This year, the Passover journey from Egypt and slavery to freedom and human dignity feels particularly poignant. The Hebrew word for Egypt, mitzrayim, also connotes “the narrow place,” a place of constriction.
These past two years of Pandemic, along with all that has unfolded at the same time, have challenged each of us differently, but we all have been affected.
Our own tables are likely to be different than they were three years ago. Some of us will be remembering and holding in our hearts those who have died. Some of us still need to be cautious about social interaction. Communally, we extend solidarity, love, and support to all who are suffering from Russia’s violent assault on Ukraine and its inhabitants. We share heartbreak about the recent terrorist attacks in Israel and antisemitic incidents at home. We hold in our hearts people suffering from mental illness and their caregivers; we allow space for our climate of grief.
It’s not possible – or necessary – to name all that may be weighing on our hearts.
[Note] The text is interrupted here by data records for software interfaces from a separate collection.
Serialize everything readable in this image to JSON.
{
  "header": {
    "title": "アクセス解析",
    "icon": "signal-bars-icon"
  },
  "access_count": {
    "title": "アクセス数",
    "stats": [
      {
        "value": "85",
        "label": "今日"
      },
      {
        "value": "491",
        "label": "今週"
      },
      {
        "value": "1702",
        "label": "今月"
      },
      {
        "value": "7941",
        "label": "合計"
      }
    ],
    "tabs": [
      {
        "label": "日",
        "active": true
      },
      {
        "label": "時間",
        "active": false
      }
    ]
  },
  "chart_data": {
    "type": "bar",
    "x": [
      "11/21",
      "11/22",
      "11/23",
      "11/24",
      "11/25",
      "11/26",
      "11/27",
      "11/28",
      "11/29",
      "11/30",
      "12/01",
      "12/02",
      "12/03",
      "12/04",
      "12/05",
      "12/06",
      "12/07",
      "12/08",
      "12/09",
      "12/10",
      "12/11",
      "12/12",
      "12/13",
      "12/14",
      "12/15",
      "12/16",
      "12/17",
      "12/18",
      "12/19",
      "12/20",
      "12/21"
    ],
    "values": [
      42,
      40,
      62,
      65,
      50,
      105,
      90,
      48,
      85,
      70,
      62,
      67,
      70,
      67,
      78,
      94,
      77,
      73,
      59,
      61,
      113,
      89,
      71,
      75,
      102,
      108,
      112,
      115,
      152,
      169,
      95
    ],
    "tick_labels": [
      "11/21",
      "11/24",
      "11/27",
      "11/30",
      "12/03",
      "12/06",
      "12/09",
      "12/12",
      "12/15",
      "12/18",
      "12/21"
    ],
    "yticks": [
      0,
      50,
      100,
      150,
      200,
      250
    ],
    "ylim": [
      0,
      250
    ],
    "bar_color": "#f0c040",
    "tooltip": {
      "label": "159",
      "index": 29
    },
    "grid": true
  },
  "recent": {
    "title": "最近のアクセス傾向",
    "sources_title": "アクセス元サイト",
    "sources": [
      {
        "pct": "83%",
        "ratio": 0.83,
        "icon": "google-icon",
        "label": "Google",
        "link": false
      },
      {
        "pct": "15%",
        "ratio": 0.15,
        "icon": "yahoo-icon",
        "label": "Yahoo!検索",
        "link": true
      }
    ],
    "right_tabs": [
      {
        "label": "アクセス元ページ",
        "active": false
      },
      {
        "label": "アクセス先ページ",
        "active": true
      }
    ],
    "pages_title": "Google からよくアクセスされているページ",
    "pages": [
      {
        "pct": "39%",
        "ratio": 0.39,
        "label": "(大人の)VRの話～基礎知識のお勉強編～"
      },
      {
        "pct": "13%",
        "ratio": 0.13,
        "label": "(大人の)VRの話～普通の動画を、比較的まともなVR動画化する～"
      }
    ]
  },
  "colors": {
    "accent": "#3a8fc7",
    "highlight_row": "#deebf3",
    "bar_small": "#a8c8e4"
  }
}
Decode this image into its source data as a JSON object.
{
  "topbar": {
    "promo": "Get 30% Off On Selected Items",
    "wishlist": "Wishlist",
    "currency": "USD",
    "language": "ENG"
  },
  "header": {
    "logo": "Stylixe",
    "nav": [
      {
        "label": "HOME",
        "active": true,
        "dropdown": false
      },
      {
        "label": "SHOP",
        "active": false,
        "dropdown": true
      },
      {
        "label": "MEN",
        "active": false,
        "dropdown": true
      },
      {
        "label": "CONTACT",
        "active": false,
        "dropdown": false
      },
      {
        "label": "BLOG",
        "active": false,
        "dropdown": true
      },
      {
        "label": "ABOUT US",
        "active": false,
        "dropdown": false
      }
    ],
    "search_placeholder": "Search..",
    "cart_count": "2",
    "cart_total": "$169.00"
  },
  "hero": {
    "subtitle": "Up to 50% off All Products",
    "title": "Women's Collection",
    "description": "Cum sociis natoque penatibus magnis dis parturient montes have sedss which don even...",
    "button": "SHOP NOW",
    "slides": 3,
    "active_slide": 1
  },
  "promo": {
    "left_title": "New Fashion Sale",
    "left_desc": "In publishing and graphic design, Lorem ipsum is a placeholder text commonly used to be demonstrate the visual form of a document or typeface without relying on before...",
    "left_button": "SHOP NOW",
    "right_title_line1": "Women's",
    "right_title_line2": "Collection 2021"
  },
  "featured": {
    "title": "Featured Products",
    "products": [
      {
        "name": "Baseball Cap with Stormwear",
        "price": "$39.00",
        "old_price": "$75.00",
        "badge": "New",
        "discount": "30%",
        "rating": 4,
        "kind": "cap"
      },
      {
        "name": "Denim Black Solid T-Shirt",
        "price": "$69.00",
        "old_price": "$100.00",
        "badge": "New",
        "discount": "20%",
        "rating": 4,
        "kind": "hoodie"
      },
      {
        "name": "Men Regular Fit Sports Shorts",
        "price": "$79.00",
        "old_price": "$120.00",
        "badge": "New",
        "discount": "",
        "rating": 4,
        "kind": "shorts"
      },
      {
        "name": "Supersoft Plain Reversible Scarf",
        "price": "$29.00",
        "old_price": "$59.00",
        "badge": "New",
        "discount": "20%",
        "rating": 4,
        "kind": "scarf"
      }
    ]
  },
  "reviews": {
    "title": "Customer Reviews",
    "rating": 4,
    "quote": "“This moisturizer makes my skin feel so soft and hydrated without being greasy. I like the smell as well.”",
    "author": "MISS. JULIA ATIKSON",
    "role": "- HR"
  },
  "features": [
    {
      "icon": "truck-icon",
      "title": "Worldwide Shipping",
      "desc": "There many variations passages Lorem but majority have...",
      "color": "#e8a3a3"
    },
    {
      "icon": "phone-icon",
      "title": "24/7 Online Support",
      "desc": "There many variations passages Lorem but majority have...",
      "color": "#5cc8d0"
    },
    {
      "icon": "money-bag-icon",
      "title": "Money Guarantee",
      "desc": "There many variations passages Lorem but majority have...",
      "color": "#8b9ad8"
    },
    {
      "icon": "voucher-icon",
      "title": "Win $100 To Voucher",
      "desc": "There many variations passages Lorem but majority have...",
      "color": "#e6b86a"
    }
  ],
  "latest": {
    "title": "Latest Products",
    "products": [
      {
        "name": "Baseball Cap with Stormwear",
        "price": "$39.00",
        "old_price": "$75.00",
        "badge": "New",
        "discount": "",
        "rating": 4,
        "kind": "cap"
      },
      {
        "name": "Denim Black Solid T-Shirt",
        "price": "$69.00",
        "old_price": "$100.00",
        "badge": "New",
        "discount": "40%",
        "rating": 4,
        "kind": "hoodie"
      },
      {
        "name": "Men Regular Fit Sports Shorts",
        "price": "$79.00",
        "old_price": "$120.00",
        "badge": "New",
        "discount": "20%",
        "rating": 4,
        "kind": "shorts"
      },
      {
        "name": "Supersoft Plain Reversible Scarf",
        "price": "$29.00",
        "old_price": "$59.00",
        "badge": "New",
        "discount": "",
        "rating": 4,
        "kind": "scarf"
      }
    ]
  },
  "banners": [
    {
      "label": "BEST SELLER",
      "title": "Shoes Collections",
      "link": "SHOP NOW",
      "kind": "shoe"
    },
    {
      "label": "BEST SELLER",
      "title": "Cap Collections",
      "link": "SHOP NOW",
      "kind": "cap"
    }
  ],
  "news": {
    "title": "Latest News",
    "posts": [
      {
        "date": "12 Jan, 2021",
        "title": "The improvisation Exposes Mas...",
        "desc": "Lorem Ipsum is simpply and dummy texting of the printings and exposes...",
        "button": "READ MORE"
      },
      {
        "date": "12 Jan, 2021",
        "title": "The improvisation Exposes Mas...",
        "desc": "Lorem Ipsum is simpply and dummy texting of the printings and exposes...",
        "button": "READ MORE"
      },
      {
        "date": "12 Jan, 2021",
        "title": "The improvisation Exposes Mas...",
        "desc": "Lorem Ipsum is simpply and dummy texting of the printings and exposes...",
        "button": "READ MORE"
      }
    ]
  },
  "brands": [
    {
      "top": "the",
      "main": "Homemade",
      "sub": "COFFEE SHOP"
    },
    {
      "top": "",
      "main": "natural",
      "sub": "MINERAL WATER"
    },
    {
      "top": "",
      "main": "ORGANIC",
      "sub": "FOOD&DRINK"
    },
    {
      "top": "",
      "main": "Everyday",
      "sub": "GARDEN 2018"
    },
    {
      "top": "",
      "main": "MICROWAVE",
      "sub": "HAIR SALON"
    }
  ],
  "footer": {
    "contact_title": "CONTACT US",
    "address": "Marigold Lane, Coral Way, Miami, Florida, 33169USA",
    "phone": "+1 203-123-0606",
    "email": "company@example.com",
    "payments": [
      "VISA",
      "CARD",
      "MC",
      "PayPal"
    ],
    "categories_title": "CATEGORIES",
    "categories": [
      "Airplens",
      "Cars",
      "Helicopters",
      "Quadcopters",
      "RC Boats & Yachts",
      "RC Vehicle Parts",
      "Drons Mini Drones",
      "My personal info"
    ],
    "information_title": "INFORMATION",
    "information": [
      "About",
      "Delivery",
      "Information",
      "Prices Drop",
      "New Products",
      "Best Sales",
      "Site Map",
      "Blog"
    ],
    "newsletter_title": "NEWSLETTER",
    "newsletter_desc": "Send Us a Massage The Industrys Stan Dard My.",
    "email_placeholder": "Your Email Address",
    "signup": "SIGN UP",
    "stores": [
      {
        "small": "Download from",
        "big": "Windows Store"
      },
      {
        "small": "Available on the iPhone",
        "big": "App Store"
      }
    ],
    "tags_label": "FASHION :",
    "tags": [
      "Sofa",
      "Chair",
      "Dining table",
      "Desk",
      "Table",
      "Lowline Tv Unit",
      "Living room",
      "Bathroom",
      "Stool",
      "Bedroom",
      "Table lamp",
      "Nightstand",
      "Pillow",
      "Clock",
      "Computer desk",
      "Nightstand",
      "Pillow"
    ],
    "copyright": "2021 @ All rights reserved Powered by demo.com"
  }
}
The Seder gives a metaphorical container and pathway for moving from the place of constriction to a place of expansive possibility. Noticing our personal places of constriction is a first step, as we are commanded to tell the story as if we ourselves went out from Egypt. “And you shall explain to your child on that day, ‘It is because of what יהוה did for me when I went free from Egypt.’” (Exodus 13:8). We begin the Seder’s journey feeling into the places of constriction in our hearts, our lives, our communities. And we know, through historic memory, that freedom and human dignity win out at the end of the story.
Passover teaches not only the story of moving from constriction to expansiveness but also the importance of celebrating our joys at every step along the way. On the first night of Passover, we thank God for keeping us alive, sustaining us, and allowing us to arrive at this very moment. Reciting this shehecheyanu prayer invites us to notice, from a deep place of gratitude, how much truly is good in this moment. The teachings of the Four Children can help us appreciate all who may be at our tables, in our gloriously different approaches. Dayenu reminds us to notice what has been achieved along the way, even as we strive for more kindness, more justice, more human dignity. Throughout the evening, we invent new ways to engage the children and ask new questions to engage all ages.
Celebrating simchas (joyous moments), ritual moments, and many simple acts of kindness are time-tested, powerful tools for the journey from constriction/enslavement to freedom/dignity. We don’t make this journey alone; rather as a community.
Additionally, our Jewish community offers counseling and other vital resources through the Jewish Family and Children’s Service of Minneapolis and the Jewish Family Service of St. Paul, as well as pastoral care offered by rabbis and cantors in congregations and organizations across Minnesota.
May all have a “zissen Pesach,” a sweet celebration, and be nourished for the journey toward new possibilities.
Rabbi Debra Rappaport is the co-chair of the Minnesota Rabbinic Association